As per WGC data, the Reserve Bank of India (RBI) continued to buy gold as part of its reserves. At the end of June 2021, RBI held 705.6 tonnes of gold in its reserves, which is 44.15 tonnes higher than June 2020.
As gold prices are higher it is not possible to buy gold for every individual as India is a low-income country. However, buying in ETF continued to remain strong. Total ETF holdings by Indian funds stood at 34.2 tonnes at the end of June 2021. This is higher by 11.83 tonnes from a year-ago period.
On the supply side, India’s gold imports slumped by 60% to 121.3 tonnes in the June quarter. The total imports stood at 310.5 tonnes in March quarter.
“Lack of buying due to higher prices, local restrictions across the country due to the second-wave had kept buyers away from the market. Despite offering the gold at discount (from the international market in wholesale), the jewellery making activity was very low resulting in lower imports,” a leading importer of the gold from Mumbai said.
Hallmarking an issue
Meanwhile, another hurdle on the trade has also dampened the sentiments in the market. “Hallmarking is a big issue. We need to get our old stocks hallmarked. It is a time-consuming process and that is the reason new making has reduced,” Mitesh Soni, a Rajkot-based gold jewellery maker said.
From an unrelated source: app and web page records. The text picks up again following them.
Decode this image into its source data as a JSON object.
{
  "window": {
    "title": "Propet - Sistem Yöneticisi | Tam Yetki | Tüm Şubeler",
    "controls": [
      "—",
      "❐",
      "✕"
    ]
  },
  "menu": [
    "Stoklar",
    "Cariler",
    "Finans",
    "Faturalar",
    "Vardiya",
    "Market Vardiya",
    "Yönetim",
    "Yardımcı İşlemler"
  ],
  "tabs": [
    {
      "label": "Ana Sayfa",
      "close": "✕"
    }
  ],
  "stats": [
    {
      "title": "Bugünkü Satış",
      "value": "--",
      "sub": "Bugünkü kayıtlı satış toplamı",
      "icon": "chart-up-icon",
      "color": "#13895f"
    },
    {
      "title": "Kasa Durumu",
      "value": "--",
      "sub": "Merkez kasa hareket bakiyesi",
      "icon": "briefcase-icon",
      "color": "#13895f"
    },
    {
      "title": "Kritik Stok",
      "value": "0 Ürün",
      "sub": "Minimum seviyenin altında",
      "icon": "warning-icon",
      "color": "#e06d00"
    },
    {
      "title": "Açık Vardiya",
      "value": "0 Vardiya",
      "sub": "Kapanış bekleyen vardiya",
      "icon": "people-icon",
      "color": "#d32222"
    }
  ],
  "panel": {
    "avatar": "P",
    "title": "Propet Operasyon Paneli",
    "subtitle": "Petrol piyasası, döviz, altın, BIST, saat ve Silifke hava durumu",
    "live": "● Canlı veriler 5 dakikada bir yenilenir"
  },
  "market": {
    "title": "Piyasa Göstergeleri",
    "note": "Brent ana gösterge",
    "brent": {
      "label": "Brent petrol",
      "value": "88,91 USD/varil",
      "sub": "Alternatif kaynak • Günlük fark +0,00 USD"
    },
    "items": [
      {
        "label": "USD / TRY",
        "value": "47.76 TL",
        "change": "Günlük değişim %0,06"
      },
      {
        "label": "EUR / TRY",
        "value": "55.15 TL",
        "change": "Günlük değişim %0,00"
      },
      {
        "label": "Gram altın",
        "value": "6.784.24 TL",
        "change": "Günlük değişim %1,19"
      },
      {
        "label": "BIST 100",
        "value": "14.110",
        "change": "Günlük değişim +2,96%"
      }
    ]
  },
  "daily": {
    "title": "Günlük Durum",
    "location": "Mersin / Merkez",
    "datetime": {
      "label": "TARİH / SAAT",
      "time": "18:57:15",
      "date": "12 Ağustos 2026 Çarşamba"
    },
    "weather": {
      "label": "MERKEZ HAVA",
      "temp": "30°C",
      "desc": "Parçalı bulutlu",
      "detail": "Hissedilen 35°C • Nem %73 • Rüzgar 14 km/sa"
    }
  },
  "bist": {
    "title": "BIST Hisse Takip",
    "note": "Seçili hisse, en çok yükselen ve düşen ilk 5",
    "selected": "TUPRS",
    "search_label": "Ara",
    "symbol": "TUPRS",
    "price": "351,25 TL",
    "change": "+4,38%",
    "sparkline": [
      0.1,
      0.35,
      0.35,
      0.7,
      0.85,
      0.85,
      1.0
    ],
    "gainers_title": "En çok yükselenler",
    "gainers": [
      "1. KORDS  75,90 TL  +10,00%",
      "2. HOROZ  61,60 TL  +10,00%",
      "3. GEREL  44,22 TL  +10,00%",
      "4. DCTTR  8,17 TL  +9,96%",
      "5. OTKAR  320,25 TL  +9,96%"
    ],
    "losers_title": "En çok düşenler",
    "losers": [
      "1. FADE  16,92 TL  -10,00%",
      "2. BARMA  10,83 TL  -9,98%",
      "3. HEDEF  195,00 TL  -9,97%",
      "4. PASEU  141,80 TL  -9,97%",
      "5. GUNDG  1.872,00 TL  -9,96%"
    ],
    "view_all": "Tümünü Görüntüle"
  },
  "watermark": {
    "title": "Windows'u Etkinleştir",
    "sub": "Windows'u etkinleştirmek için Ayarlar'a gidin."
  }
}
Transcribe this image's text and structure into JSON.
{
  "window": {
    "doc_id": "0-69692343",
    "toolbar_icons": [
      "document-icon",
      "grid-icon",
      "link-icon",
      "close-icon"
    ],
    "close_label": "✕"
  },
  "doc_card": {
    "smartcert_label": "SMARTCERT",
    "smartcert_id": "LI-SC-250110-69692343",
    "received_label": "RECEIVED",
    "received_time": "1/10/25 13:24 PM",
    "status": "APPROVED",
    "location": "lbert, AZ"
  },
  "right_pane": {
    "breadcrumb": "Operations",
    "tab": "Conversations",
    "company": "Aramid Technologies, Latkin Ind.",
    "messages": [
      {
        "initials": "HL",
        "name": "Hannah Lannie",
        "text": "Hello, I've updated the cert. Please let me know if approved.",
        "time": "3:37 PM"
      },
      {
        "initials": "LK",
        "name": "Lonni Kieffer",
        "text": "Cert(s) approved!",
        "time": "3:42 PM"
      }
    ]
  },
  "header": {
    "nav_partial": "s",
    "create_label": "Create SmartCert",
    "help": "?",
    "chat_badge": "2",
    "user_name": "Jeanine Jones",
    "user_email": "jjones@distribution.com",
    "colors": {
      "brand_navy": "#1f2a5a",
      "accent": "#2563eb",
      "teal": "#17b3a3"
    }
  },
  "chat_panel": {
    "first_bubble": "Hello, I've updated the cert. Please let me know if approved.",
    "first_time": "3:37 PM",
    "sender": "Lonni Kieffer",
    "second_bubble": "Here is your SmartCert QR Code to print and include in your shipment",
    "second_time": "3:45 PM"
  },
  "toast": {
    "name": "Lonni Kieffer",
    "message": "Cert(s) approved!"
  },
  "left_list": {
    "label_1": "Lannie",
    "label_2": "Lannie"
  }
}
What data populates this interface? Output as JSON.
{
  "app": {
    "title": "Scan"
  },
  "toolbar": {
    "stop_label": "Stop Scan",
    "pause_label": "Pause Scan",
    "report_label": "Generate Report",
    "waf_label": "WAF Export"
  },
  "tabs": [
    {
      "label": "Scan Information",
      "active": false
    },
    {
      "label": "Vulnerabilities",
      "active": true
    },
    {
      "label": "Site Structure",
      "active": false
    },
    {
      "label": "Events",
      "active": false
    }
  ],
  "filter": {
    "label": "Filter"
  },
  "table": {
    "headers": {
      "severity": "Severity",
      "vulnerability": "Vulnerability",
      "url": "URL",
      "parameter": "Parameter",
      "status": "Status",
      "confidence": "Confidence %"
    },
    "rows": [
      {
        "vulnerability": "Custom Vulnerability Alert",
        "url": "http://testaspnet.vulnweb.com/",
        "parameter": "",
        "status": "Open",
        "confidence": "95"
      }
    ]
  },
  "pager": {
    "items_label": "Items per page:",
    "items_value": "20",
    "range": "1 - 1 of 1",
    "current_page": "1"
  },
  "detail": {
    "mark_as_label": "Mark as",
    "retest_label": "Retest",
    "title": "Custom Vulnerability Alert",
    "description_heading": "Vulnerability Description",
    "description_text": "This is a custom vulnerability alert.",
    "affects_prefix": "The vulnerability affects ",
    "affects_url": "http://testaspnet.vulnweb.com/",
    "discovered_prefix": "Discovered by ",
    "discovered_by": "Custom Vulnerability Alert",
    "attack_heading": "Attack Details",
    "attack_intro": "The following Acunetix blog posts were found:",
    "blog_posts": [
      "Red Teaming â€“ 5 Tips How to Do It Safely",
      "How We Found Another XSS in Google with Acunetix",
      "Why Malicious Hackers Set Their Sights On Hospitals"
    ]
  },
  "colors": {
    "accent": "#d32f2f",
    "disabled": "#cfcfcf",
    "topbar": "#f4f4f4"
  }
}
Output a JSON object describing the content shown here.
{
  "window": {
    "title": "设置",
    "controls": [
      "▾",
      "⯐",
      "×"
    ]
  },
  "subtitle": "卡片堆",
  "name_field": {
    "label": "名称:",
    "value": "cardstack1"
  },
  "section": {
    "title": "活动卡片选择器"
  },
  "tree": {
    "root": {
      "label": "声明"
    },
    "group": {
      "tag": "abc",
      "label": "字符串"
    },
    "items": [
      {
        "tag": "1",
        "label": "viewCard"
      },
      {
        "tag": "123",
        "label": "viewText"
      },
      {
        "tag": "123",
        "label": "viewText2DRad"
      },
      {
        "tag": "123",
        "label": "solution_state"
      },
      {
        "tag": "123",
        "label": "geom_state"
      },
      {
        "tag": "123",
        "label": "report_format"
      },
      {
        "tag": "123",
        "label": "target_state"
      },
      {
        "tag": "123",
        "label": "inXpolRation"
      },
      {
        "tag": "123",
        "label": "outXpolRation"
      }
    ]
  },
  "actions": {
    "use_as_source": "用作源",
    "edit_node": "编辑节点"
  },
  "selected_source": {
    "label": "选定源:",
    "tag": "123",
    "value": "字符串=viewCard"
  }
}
As per the government decision, all jewellery in India should be hallmarked from September 1. Pieces of jewellery that are not hallmarked will not be allowed to be sold in the market. However, the All India Jewelers & Goldsmith Federation (AIJGF) has urged Piyush Goyal, minister of commerce and consumer affairs to extend the deadline by one year.
“There are about 4 lakh jewellers in the Country out of which about 85% are small jewellers who cater to the needs of the common man for their requirements of jewellery from villages to metro-cities and therefore, the policies must be crafted to keep interests of such large number of our members,” Panakj Arora, president of AIJGF said.